I think the goal of any teacher is to empower students to engage in and pursue self-study. A teacher facilitates a learning experience by serving as a guide who, with great care, thought and love, introduces and invites. Deep learning and growth happen when students practice, internalize, and consider what the teacher shows them. As they continue this process, students not only learn from a teacher, but also from other students, their environment, and their own experiences.
This reflects the concept of guru. Guru is a Sanskrit word that means means ‘remover of darkness.’ Vedantic teachings tell us that the guru is not only all around us, but within us as well. Everything we encounter—including our own realizations, dreams, and fears—serves as a learning opportunity. I find this idea every empowering. It motivates me to keep my eyes open, practice discernment, and evaluate everything with which I come into contact.
So, as long as we recognize that opportunities for learning are all around us (in studios and schools) and within us as well (elements we discover through reflective self-study practice at home), both studio and home-based practices will be relevant and necessary.
Also, a spiritual path can present many challenges. It involves deep internal investigation and inquiry, which requires commitment and dedication. Studios and schools generally have a satsang, which is a Sanskrit word that means ‘a gathering of like-minded individuals.’ It’s a community of people all interested in pursuing the same kind of uplifting, spiritual endeavors.
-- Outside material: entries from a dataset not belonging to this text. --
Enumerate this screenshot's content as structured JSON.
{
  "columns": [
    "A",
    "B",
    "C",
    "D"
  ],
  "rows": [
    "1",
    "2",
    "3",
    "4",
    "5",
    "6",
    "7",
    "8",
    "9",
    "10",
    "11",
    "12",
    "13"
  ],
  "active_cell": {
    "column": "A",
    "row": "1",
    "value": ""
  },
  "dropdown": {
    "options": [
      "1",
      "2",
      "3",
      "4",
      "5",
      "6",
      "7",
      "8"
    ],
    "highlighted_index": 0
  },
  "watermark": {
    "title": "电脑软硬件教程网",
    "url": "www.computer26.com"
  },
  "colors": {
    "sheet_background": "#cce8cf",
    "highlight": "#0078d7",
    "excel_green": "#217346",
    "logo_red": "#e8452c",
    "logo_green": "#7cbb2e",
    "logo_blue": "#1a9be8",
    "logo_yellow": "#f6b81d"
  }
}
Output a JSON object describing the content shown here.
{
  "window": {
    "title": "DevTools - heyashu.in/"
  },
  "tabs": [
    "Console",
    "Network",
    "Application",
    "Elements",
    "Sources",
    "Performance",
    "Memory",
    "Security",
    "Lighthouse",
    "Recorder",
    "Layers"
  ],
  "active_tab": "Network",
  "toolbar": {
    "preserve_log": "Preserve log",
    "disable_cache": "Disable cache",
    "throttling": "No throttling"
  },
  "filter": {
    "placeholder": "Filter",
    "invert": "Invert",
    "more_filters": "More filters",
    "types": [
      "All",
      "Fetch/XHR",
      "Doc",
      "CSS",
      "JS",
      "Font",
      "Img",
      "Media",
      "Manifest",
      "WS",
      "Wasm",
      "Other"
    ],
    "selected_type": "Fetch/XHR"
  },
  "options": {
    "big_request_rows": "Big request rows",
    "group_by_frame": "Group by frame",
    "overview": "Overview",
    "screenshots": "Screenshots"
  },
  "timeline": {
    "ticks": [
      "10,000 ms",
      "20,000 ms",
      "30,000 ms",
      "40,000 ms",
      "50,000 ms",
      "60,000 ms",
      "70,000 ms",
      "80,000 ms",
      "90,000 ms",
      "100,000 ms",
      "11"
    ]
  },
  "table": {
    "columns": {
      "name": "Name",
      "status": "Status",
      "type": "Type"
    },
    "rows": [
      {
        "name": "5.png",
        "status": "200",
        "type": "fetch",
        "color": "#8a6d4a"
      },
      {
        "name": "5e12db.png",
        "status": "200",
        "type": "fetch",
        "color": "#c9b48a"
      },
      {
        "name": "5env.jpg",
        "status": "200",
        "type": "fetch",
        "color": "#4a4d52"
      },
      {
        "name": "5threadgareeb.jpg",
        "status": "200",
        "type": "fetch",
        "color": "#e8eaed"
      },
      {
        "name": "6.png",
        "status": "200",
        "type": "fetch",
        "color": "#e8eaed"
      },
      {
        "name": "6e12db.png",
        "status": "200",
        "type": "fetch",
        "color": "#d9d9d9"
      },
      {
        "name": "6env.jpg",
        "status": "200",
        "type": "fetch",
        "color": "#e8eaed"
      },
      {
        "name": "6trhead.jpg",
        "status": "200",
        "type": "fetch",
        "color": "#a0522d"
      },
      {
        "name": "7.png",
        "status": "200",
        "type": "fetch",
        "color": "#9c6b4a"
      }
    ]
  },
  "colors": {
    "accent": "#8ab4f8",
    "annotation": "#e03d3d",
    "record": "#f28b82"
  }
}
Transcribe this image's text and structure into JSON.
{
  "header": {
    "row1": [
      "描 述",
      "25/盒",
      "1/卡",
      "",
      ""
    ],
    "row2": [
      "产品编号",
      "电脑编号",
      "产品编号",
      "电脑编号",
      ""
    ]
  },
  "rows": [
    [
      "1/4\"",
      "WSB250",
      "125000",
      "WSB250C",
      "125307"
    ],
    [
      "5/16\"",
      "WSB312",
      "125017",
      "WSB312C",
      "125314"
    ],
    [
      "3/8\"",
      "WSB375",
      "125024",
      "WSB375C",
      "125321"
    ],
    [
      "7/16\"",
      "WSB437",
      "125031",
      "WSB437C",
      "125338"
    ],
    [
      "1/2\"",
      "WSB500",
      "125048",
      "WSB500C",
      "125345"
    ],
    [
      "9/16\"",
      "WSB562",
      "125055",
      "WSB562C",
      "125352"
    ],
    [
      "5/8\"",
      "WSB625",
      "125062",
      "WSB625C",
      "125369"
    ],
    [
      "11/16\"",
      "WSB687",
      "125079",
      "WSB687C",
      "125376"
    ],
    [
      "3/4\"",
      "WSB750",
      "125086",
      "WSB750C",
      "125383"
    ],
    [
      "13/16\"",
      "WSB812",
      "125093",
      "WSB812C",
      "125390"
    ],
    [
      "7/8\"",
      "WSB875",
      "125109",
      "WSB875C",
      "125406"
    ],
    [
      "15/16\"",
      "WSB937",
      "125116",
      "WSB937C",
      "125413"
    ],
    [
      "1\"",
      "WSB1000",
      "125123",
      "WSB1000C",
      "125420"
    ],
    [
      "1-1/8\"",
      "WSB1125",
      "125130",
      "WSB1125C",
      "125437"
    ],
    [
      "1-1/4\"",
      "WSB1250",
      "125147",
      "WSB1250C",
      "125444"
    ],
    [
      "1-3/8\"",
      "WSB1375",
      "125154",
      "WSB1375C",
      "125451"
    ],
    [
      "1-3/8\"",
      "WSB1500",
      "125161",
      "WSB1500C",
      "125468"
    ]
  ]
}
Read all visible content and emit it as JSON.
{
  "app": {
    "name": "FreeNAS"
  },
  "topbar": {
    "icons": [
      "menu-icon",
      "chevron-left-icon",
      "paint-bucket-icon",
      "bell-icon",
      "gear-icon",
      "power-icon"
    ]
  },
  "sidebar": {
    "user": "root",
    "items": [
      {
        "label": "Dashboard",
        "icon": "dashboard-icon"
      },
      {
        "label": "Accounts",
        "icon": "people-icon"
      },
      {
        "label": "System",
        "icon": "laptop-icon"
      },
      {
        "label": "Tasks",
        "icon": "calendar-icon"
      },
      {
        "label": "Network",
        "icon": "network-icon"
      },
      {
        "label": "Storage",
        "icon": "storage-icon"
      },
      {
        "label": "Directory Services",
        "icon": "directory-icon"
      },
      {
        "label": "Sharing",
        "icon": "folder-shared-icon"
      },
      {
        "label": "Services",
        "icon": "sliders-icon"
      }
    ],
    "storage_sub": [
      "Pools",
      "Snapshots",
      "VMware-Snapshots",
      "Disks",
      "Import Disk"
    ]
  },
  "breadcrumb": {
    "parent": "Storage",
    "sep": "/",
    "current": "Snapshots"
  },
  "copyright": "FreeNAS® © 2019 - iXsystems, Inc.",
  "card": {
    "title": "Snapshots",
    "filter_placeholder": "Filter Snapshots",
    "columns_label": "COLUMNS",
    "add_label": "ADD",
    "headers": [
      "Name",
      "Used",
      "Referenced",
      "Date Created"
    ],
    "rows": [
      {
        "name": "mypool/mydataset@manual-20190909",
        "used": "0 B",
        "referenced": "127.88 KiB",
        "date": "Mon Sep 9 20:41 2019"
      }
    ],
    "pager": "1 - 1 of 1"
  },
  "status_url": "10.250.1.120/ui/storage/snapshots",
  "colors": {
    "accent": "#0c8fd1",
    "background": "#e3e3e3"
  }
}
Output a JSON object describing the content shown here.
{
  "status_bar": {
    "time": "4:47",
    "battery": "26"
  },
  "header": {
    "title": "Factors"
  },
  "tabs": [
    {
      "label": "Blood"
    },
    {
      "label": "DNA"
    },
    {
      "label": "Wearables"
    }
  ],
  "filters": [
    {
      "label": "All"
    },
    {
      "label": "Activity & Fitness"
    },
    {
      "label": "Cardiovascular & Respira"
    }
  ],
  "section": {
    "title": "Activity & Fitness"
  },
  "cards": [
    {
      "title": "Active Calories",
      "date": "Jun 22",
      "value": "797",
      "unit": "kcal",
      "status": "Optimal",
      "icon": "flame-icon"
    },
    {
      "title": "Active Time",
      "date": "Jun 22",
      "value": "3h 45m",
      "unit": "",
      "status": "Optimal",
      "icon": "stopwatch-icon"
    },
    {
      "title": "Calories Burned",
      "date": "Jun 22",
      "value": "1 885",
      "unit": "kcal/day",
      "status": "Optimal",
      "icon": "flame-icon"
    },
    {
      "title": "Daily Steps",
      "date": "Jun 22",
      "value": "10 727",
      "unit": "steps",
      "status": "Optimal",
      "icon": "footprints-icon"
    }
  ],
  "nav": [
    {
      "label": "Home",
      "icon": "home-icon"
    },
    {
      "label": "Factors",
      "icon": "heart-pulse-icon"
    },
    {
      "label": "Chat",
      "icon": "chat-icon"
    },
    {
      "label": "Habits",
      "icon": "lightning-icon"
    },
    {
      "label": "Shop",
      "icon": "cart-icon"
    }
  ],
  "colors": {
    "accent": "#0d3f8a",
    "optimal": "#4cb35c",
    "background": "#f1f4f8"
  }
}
In my own practice, I’ve found it helpful to have support and encouragement from people invested in the same types of practices.
If you had the money and time, what would your ideal yoga studio look like? Where would it be? NYC? SF? LA? City? Country? Suburbs? Secluded? Open to its surroundings? Big? Small? High ceilings? Low ceilings? Open floor? Columns throughout? Wood floors? Carpeting? Big windows? Small windows? No windows? White walls? Black walls? Pink walls?
I definitely have my preferences. My ideal studio would be clean, minimal, spacious, bright, and decorated with plants and reminders of nature (or actually located out nature itself, preferably near a beach). Having sweet little animals around would be fun, too.
As I think about this, I am also reminded of this teaching (from The Yoga Sutra of Patanjali, translated by by Shri Brahmananda Sarasvati):
YS IV.28: The greatest obstacle to the practice is one’s own prejudices based on one’s own preferences.
He’s explaining that our preferences create more obstacles than they do pathways to enrichment. I don’t think he’s saying we should completely avoid our preferences. I believe that our preferences tell us many things about ourselves and help us to grow in self-awareness. However, what I think he’s saying is that it might be limiting to always indulge in and chase after that which we believe is ideal. If we stick only to our preferences, we risk becoming closed off from other options that could help us become closer to ourselves and each other.
So yes, I have an ideal yoga studio. However, what’s more appealing to me, at this point, is the potential that I have to carry the teachings and apply various aspects of the practice with me at all times, regardless of whether I am practicing in a studio or not.
How can my readers get in touch and find out what you are up to these days?
I love meeting new people and connecting about yoga, meditation, teaching, and writing/artistic expression. Please feel free to check out my website and write me an email to say hello.
You can also come take class and practice. Check out my classes at Brahman Yoga in Harlem and Jivamukti Yoga Center in Jersey City. I also teach private sessions at these studios and in students’ homes.